§ Exercise aim
Exact copy, no pictures: return all the data below as written.

[[ Given data open ]]

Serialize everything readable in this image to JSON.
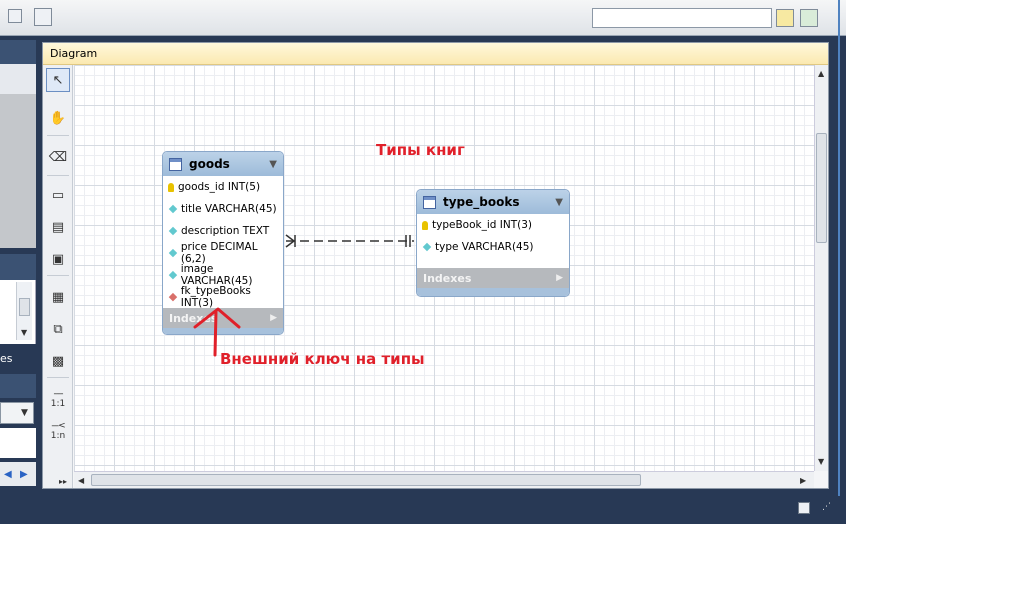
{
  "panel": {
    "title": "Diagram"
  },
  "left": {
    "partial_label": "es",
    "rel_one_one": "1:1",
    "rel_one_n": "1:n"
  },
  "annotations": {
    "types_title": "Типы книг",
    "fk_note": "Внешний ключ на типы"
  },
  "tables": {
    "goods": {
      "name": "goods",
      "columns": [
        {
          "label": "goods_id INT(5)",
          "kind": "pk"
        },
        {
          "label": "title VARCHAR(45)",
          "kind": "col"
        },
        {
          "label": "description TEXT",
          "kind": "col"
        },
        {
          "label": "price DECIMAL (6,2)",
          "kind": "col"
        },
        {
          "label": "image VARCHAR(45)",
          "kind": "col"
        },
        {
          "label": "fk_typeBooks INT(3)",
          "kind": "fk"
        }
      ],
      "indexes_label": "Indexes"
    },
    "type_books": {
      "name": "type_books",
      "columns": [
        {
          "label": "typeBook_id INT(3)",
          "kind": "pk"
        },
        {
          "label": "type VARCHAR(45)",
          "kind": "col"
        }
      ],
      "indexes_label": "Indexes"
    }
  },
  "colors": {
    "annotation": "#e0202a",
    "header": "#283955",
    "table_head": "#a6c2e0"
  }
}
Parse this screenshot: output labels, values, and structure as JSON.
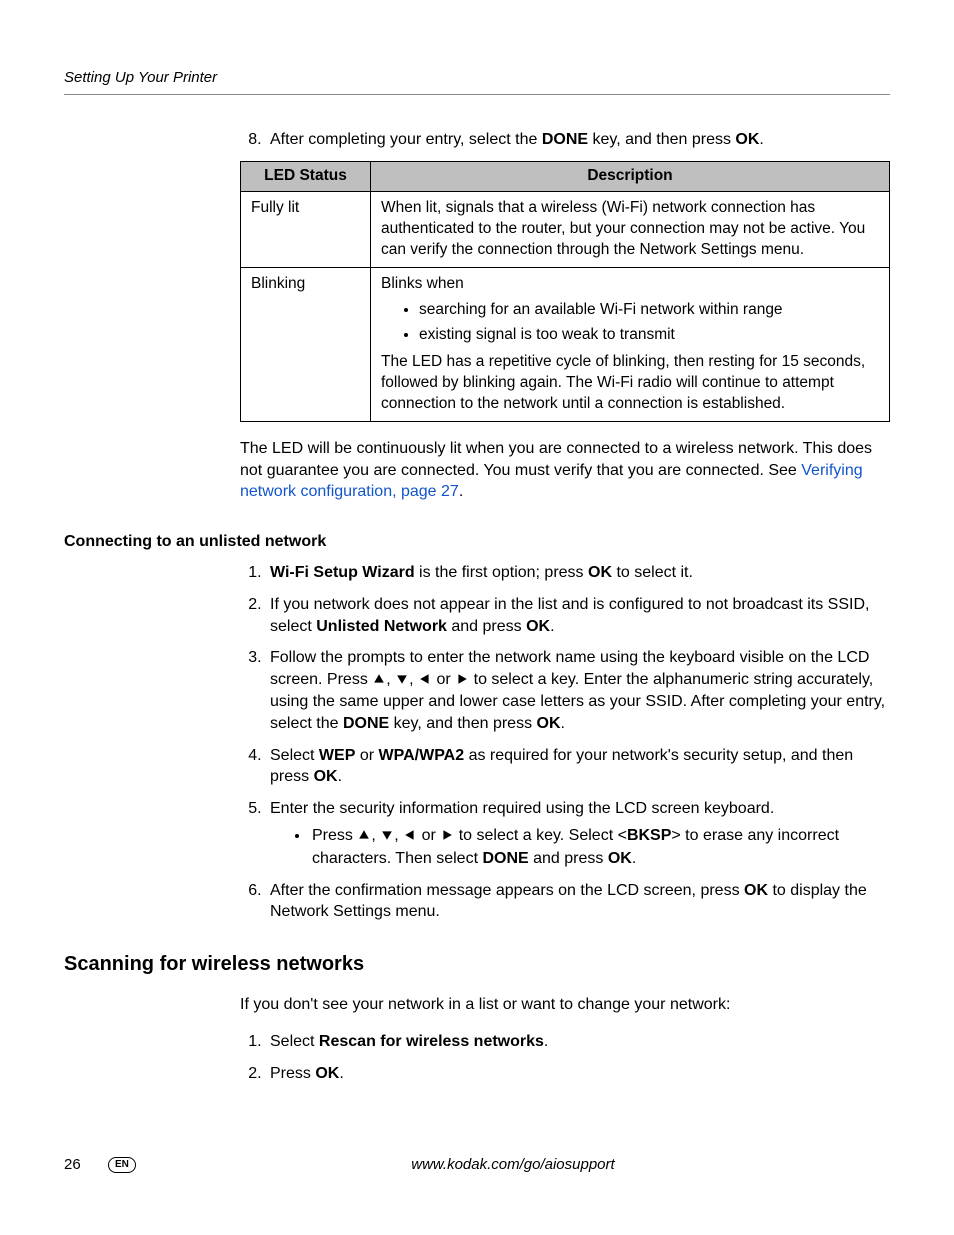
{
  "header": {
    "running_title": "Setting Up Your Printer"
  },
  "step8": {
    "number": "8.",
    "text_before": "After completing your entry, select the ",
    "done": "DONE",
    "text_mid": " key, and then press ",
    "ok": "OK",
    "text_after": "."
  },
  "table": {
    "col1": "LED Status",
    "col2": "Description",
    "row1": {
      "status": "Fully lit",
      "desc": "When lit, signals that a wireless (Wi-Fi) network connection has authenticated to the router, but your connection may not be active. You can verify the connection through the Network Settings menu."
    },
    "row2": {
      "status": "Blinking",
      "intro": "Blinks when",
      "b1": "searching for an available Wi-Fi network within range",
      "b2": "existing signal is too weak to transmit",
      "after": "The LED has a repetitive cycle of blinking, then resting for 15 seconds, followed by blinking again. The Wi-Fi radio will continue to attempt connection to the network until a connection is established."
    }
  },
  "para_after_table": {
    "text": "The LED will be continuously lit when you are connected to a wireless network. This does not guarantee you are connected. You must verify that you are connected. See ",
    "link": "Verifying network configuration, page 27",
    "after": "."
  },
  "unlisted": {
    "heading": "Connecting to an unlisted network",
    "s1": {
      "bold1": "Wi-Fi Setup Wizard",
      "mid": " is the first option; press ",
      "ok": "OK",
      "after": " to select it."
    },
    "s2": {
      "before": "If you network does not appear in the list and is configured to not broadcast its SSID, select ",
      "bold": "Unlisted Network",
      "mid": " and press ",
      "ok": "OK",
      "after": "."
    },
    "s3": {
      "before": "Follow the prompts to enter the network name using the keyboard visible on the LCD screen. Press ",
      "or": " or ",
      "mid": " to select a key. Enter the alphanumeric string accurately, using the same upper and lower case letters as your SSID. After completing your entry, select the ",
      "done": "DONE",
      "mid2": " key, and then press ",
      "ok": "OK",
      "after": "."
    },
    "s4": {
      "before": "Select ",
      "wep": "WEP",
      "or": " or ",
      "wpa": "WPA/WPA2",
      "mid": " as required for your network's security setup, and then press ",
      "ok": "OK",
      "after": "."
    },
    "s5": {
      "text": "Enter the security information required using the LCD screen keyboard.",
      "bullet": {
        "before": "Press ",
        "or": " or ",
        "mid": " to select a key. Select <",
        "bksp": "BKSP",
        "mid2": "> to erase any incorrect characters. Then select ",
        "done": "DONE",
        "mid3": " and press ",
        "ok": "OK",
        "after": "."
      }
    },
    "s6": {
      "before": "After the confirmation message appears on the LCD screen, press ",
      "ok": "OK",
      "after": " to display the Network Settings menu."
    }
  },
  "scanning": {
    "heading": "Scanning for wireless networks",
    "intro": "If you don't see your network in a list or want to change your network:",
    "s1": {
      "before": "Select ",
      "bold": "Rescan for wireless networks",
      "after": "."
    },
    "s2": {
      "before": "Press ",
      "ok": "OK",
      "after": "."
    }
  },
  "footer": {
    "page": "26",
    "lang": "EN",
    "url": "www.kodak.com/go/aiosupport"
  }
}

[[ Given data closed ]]

§ Written answer
Serialize everything readable in this image to JSON.
{
  "panel": {
    "title": "Diagram"
  },
  "left": {
    "partial_label": "es",
    "rel_one_one": "1:1",
    "rel_one_n": "1:n"
  },
  "annotations": {
    "types_title": "Типы книг",
    "fk_note": "Внешний ключ на типы"
  },
  "tables": {
    "goods": {
      "name": "goods",
      "columns": [
        {
          "label": "goods_id INT(5)",
          "kind": "pk"
        },
        {
          "label": "title VARCHAR(45)",
          "kind": "col"
        },
        {
          "label": "description TEXT",
          "kind": "col"
        },
        {
          "label": "price DECIMAL (6,2)",
          "kind": "col"
        },
        {
          "label": "image VARCHAR(45)",
          "kind": "col"
        },
        {
          "label": "fk_typeBooks INT(3)",
          "kind": "fk"
        }
      ],
      "indexes_label": "Indexes"
    },
    "type_books": {
      "name": "type_books",
      "columns": [
        {
          "label": "typeBook_id INT(3)",
          "kind": "pk"
        },
        {
          "label": "type VARCHAR(45)",
          "kind": "col"
        }
      ],
      "indexes_label": "Indexes"
    }
  },
  "colors": {
    "annotation": "#e0202a",
    "header": "#283955",
    "table_head": "#a6c2e0"
  }
}
Parse this screenshot: output labels, values, and structure as JSON.
{
  "header": {
    "running_title": "Setting Up Your Printer"
  },
  "step8": {
    "number": "8.",
    "text_before": "After completing your entry, select the ",
    "done": "DONE",
    "text_mid": " key, and then press ",
    "ok": "OK",
    "text_after": "."
  },
  "table": {
    "col1": "LED Status",
    "col2": "Description",
    "row1": {
      "status": "Fully lit",
      "desc": "When lit, signals that a wireless (Wi-Fi) network connection has authenticated to the router, but your connection may not be active. You can verify the connection through the Network Settings menu."
    },
    "row2": {
      "status": "Blinking",
      "intro": "Blinks when",
      "b1": "searching for an available Wi-Fi network within range",
      "b2": "existing signal is too weak to transmit",
      "after": "The LED has a repetitive cycle of blinking, then resting for 15 seconds, followed by blinking again. The Wi-Fi radio will continue to attempt connection to the network until a connection is established."
    }
  },
  "para_after_table": {
    "text": "The LED will be continuously lit when you are connected to a wireless network. This does not guarantee you are connected. You must verify that you are connected. See ",
    "link": "Verifying network configuration, page 27",
    "after": "."
  },
  "unlisted": {
    "heading": "Connecting to an unlisted network",
    "s1": {
      "bold1": "Wi-Fi Setup Wizard",
      "mid": " is the first option; press ",
      "ok": "OK",
      "after": " to select it."
    },
    "s2": {
      "before": "If you network does not appear in the list and is configured to not broadcast its SSID, select ",
      "bold": "Unlisted Network",
      "mid": " and press ",
      "ok": "OK",
      "after": "."
    },
    "s3": {
      "before": "Follow the prompts to enter the network name using the keyboard visible on the LCD screen. Press ",
      "or": " or ",
      "mid": " to select a key. Enter the alphanumeric string accurately, using the same upper and lower case letters as your SSID. After completing your entry, select the ",
      "done": "DONE",
      "mid2": " key, and then press ",
      "ok": "OK",
      "after": "."
    },
    "s4": {
      "before": "Select ",
      "wep": "WEP",
      "or": " or ",
      "wpa": "WPA/WPA2",
      "mid": " as required for your network's security setup, and then press ",
      "ok": "OK",
      "after": "."
    },
    "s5": {
      "text": "Enter the security information required using the LCD screen keyboard.",
      "bullet": {
        "before": "Press ",
        "or": " or ",
        "mid": " to select a key. Select <",
        "bksp": "BKSP",
        "mid2": "> to erase any incorrect characters. Then select ",
        "done": "DONE",
        "mid3": " and press ",
        "ok": "OK",
        "after": "."
      }
    },
    "s6": {
      "before": "After the confirmation message appears on the LCD screen, press ",
      "ok": "OK",
      "after": " to display the Network Settings menu."
    }
  },
  "scanning": {
    "heading": "Scanning for wireless networks",
    "intro": "If you don't see your network in a list or want to change your network:",
    "s1": {
      "before": "Select ",
      "bold": "Rescan for wireless networks",
      "after": "."
    },
    "s2": {
      "before": "Press ",
      "ok": "OK",
      "after": "."
    }
  },
  "footer": {
    "page": "26",
    "lang": "EN",
    "url": "www.kodak.com/go/aiosupport"
  }
}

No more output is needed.